● Instructions for the task
Please restate each line of the data that follows word for word, skipping any image.

● Record extracts
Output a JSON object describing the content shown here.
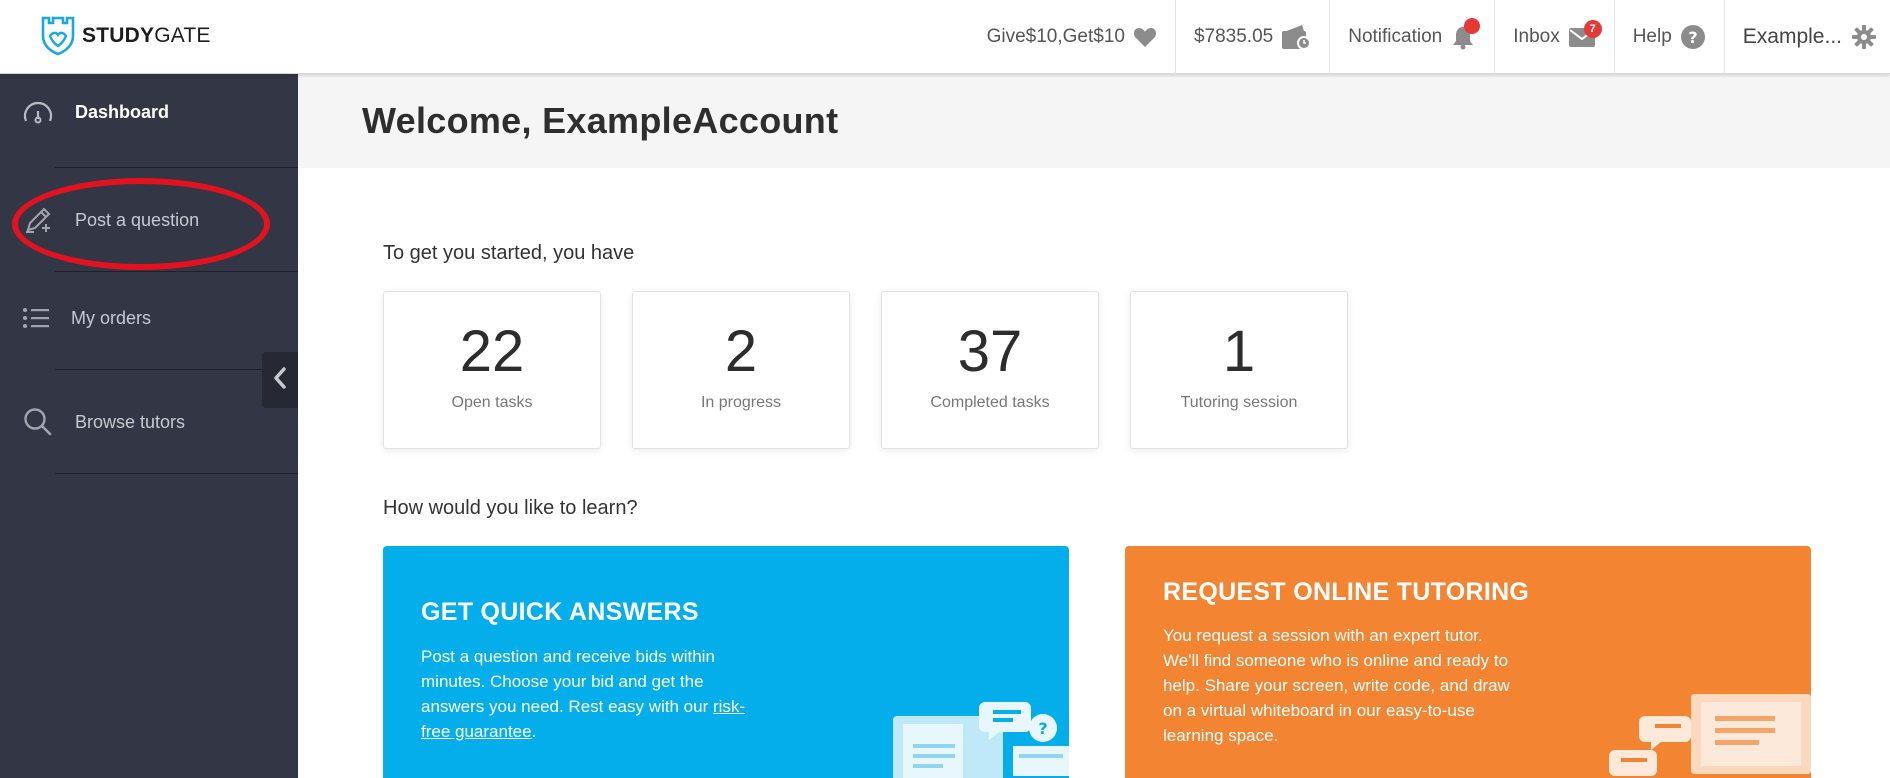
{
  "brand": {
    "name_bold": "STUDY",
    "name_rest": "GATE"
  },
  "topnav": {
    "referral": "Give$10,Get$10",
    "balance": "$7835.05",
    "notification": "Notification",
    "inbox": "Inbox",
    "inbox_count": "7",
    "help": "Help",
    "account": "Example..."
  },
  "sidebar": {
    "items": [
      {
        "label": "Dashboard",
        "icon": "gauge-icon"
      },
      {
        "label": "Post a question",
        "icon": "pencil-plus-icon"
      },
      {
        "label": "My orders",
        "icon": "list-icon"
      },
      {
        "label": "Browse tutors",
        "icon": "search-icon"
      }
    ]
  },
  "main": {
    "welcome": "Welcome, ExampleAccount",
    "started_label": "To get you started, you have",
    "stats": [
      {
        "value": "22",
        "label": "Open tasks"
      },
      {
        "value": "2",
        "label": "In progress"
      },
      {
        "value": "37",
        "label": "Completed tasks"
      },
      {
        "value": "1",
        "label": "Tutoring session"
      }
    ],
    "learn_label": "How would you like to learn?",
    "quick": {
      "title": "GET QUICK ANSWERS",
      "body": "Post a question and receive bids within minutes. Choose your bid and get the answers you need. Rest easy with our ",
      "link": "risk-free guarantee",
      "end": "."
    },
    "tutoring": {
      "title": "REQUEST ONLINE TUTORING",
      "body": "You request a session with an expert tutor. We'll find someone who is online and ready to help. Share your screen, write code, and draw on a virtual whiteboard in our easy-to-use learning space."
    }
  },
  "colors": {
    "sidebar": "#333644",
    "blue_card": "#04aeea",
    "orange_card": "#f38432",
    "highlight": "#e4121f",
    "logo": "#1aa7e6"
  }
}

● Problem solution
Output a JSON object describing the content shown here.
{
  "brand": {
    "name_bold": "STUDY",
    "name_rest": "GATE"
  },
  "topnav": {
    "referral": "Give$10,Get$10",
    "balance": "$7835.05",
    "notification": "Notification",
    "inbox": "Inbox",
    "inbox_count": "7",
    "help": "Help",
    "account": "Example..."
  },
  "sidebar": {
    "items": [
      {
        "label": "Dashboard",
        "icon": "gauge-icon"
      },
      {
        "label": "Post a question",
        "icon": "pencil-plus-icon"
      },
      {
        "label": "My orders",
        "icon": "list-icon"
      },
      {
        "label": "Browse tutors",
        "icon": "search-icon"
      }
    ]
  },
  "main": {
    "welcome": "Welcome, ExampleAccount",
    "started_label": "To get you started, you have",
    "stats": [
      {
        "value": "22",
        "label": "Open tasks"
      },
      {
        "value": "2",
        "label": "In progress"
      },
      {
        "value": "37",
        "label": "Completed tasks"
      },
      {
        "value": "1",
        "label": "Tutoring session"
      }
    ],
    "learn_label": "How would you like to learn?",
    "quick": {
      "title": "GET QUICK ANSWERS",
      "body": "Post a question and receive bids within minutes. Choose your bid and get the answers you need. Rest easy with our ",
      "link": "risk-free guarantee",
      "end": "."
    },
    "tutoring": {
      "title": "REQUEST ONLINE TUTORING",
      "body": "You request a session with an expert tutor. We'll find someone who is online and ready to help. Share your screen, write code, and draw on a virtual whiteboard in our easy-to-use learning space."
    }
  },
  "colors": {
    "sidebar": "#333644",
    "blue_card": "#04aeea",
    "orange_card": "#f38432",
    "highlight": "#e4121f",
    "logo": "#1aa7e6"
  }
}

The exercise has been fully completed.